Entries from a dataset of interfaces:

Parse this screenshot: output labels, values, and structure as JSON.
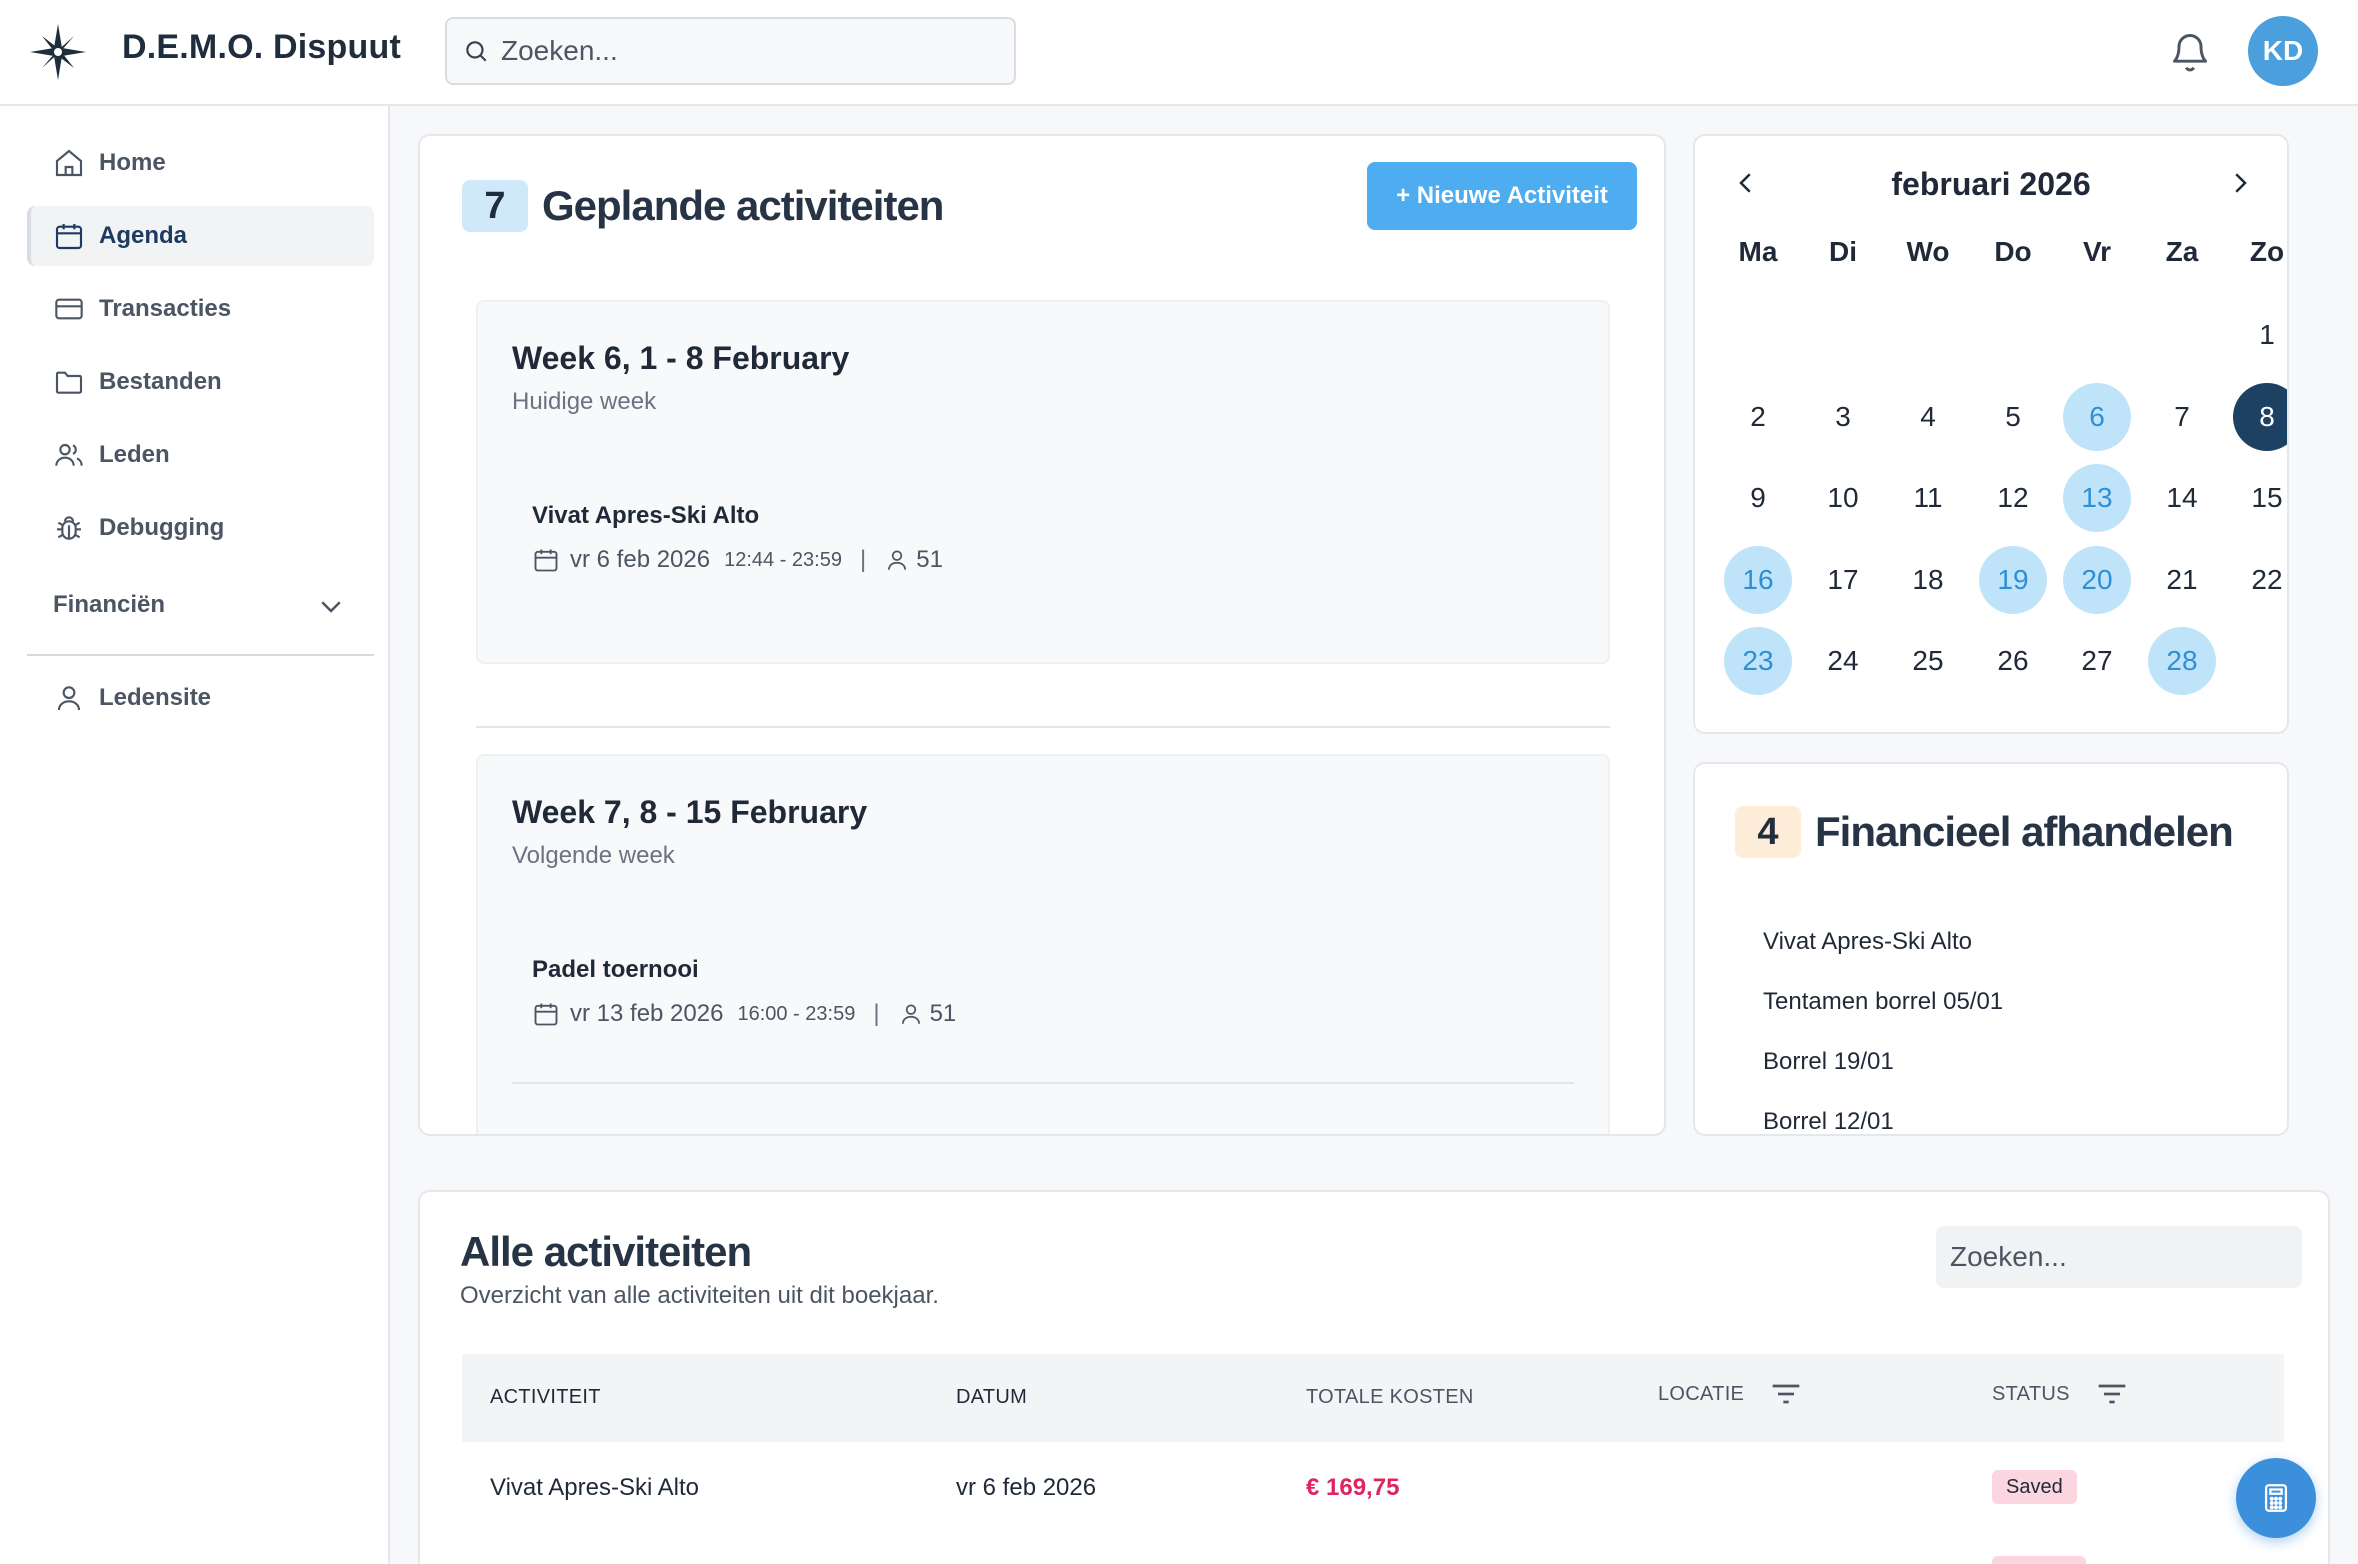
{
  "app": {
    "brand": "D.E.M.O. Dispuut"
  },
  "header": {
    "search_placeholder": "Zoeken...",
    "avatar_initials": "KD"
  },
  "sidebar": {
    "items": [
      {
        "label": "Home",
        "icon": "home-icon"
      },
      {
        "label": "Agenda",
        "icon": "calendar-icon",
        "active": true
      },
      {
        "label": "Transacties",
        "icon": "credit-card-icon"
      },
      {
        "label": "Bestanden",
        "icon": "folder-icon"
      },
      {
        "label": "Leden",
        "icon": "users-icon"
      },
      {
        "label": "Debugging",
        "icon": "bug-icon"
      }
    ],
    "group_label": "Financiën",
    "bottom_item": {
      "label": "Ledensite",
      "icon": "user-icon"
    }
  },
  "planned": {
    "count": "7",
    "title": "Geplande activiteiten",
    "new_button": "+ Nieuwe Activiteit",
    "weeks": [
      {
        "title": "Week 6, 1 - 8 February",
        "subtitle": "Huidige week",
        "activities": [
          {
            "name": "Vivat Apres-Ski Alto",
            "date": "vr 6 feb 2026",
            "time": "12:44 - 23:59",
            "sep": "|",
            "attendees": "51"
          }
        ]
      },
      {
        "title": "Week 7, 8 - 15 February",
        "subtitle": "Volgende week",
        "activities": [
          {
            "name": "Padel toernooi",
            "date": "vr 13 feb 2026",
            "time": "16:00 - 23:59",
            "sep": "|",
            "attendees": "51"
          }
        ]
      }
    ]
  },
  "calendar": {
    "month": "februari 2026",
    "weekdays": [
      "Ma",
      "Di",
      "Wo",
      "Do",
      "Vr",
      "Za",
      "Zo"
    ],
    "days": [
      "1",
      "2",
      "3",
      "4",
      "5",
      "6",
      "7",
      "8",
      "9",
      "10",
      "11",
      "12",
      "13",
      "14",
      "15",
      "16",
      "17",
      "18",
      "19",
      "20",
      "21",
      "22",
      "23",
      "24",
      "25",
      "26",
      "27",
      "28"
    ],
    "highlighted": [
      "6",
      "13",
      "16",
      "19",
      "20",
      "23",
      "28"
    ],
    "today": "8"
  },
  "financial": {
    "count": "4",
    "title": "Financieel afhandelen",
    "items": [
      "Vivat Apres-Ski Alto",
      "Tentamen borrel 05/01",
      "Borrel 19/01",
      "Borrel 12/01"
    ]
  },
  "all_activities": {
    "title": "Alle activiteiten",
    "subtitle": "Overzicht van alle activiteiten uit dit boekjaar.",
    "search_placeholder": "Zoeken...",
    "columns": [
      "ACTIVITEIT",
      "DATUM",
      "TOTALE KOSTEN",
      "LOCATIE",
      "STATUS"
    ],
    "rows": [
      {
        "activity": "Vivat Apres-Ski Alto",
        "date": "vr 6 feb 2026",
        "cost": "€ 169,75",
        "location": "",
        "status": "Saved"
      }
    ]
  },
  "colors": {
    "accent": "#4eacf0",
    "brand_dark": "#1d4163",
    "cost_red": "#e0245e",
    "highlight": "#bfe4fa"
  }
}
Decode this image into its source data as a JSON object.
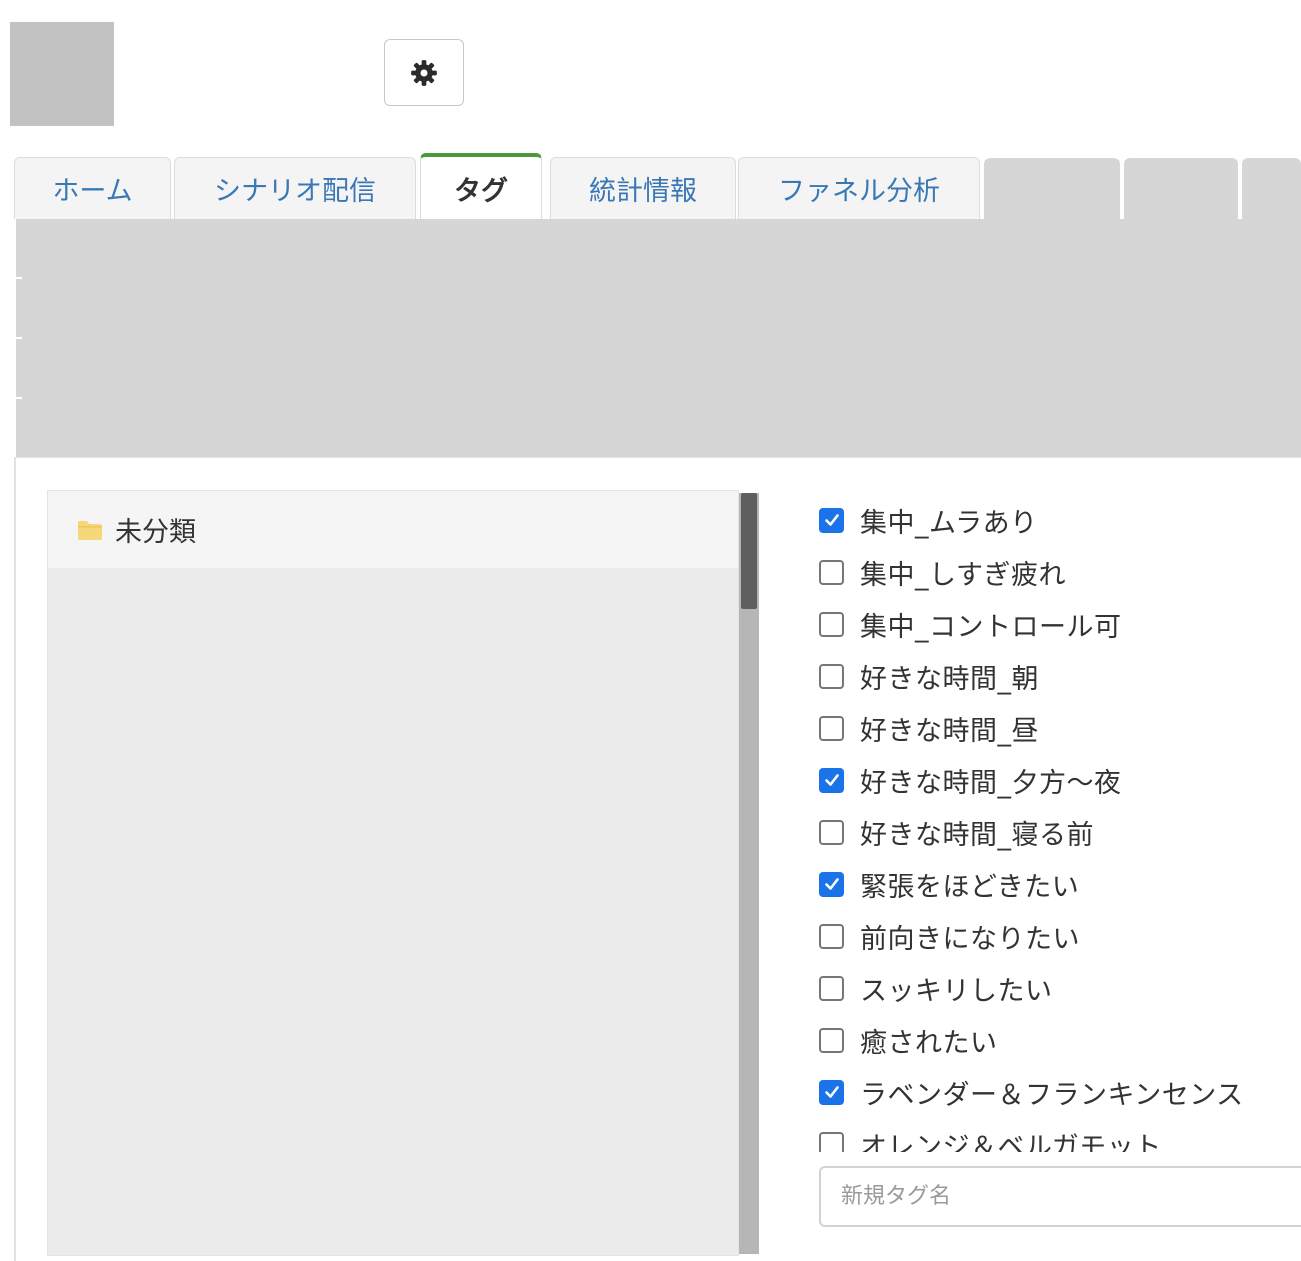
{
  "header": {
    "settings_icon": "gear-icon"
  },
  "tabs": [
    {
      "label": "ホーム",
      "active": false
    },
    {
      "label": "シナリオ配信",
      "active": false
    },
    {
      "label": "タグ",
      "active": true
    },
    {
      "label": "統計情報",
      "active": false
    },
    {
      "label": "ファネル分析",
      "active": false
    }
  ],
  "colors": {
    "active_tab_accent": "#4a9a3c",
    "link": "#3a78b5",
    "checkbox_checked": "#1a73e8",
    "folder": "#f6d77a"
  },
  "folders": [
    {
      "label": "未分類",
      "icon": "folder-icon"
    }
  ],
  "tags": [
    {
      "label": "集中_ムラあり",
      "checked": true
    },
    {
      "label": "集中_しすぎ疲れ",
      "checked": false
    },
    {
      "label": "集中_コントロール可",
      "checked": false
    },
    {
      "label": "好きな時間_朝",
      "checked": false
    },
    {
      "label": "好きな時間_昼",
      "checked": false
    },
    {
      "label": "好きな時間_夕方〜夜",
      "checked": true
    },
    {
      "label": "好きな時間_寝る前",
      "checked": false
    },
    {
      "label": "緊張をほどきたい",
      "checked": true
    },
    {
      "label": "前向きになりたい",
      "checked": false
    },
    {
      "label": "スッキリしたい",
      "checked": false
    },
    {
      "label": "癒されたい",
      "checked": false
    },
    {
      "label": "ラベンダー＆フランキンセンス",
      "checked": true
    },
    {
      "label": "オレンジ＆ベルガモット",
      "checked": false
    }
  ],
  "new_tag": {
    "placeholder": "新規タグ名",
    "value": ""
  }
}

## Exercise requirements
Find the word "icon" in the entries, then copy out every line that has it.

## Result of this exercise
        "icon": "home-icon"
        "icon": "calendar-icon",
        "icon": "credit-card-icon"
        "icon": "folder-icon"
        "icon": "users-icon"
        "icon": "bug-icon"
      "icon": "user-icon"
    "settings_icon": "gear-icon"
      "icon": "folder-icon"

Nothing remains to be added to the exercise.